For 450 μ m the error beam amplitude is no longer negligible, but when we fit a double Gaussian, the error beam will blend in with the extended cloud emission, i.e. it adds into the background level, or we may fit the source with a single Gaussian plus a second order surface, or whatever best approximates the background in a limited area around the source. From our analysis of the 450 μ m beam maps of Uranus, we find that the combined error beam amplitude is of the order of 5% of the peak amplitude, and we should therefore multiply the peak signal by 1.05 before applying a source size correction (see e.g. Weintraub et al.  [17] ).

To find integrated intensities over large areas is more complicated, because now we need to correct for the error beam pickup, which now depends on the area we integrate over. This is equivalent to the varying the FCF as a function of aperture that one has to account for if the map is calibrated in Jy/pixel, but with the map calibrated in Jy/beam it is much easier to separate compact sources and extended emission. To determine the excess emission from the error beam, we again have to go back to our beam map. If we calibrate our 850 μ m map in Jy/beam and then integrate over 120” circular aperture, we find that the flux we derive is 86.8 Jy, while we know that the total flux of Uranus is only 67.9 Jy. We therefore have to scale our derived total flux density by the ratio of true flux density over measured flux density (for our calibrated planet map), which in this case is 0.78. At 450 μ m the situation is much worse.
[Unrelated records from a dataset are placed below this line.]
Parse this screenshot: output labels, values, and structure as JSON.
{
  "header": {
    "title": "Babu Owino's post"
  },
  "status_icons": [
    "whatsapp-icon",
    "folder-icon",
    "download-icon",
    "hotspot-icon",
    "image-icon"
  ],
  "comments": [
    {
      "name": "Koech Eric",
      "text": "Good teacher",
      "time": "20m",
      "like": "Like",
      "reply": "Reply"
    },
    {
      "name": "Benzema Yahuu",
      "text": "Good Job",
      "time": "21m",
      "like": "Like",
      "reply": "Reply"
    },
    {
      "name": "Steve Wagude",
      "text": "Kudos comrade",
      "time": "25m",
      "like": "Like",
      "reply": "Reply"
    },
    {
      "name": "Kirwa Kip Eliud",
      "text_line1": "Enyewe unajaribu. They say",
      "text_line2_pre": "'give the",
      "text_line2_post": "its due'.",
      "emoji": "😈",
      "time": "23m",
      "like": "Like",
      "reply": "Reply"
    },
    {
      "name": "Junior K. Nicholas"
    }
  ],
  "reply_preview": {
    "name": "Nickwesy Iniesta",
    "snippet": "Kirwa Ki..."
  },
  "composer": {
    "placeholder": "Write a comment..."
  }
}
Even though the amplitude of the error lobe is still low, the area is large, and if we integrate over our calibrated 450 μ m beam map we now derive 415.6 Jy, if we integrate over the same 120" circular aperture, while the total flux density from Fluxes  is only 179.3 Jy. In this case our scaling factor is 0.43, i.e. we pick up more emission in the extended error beam than we do in the main beam.

For careful work, you may therefore want to deconvolve your SCUBA maps. This becomes especially important if you want to ratio the 450 and the 850 μ m maps, because if you want to smooth the 450 μ m map to the same resolution as the 850 μ m map, you first have to remove the error beam. For example of how this can be done, see e.g. Hogherheijde and Sandell [13] or Sandell and Weintraub [16] .

1 During this time period SCUBA had reduced sensitivity due to a problem in the optics, affecting primarily the 850 μ m array. Normally you would expect to find a FCF for a 40” aperture of 0.84, see Jenness et al.  [14]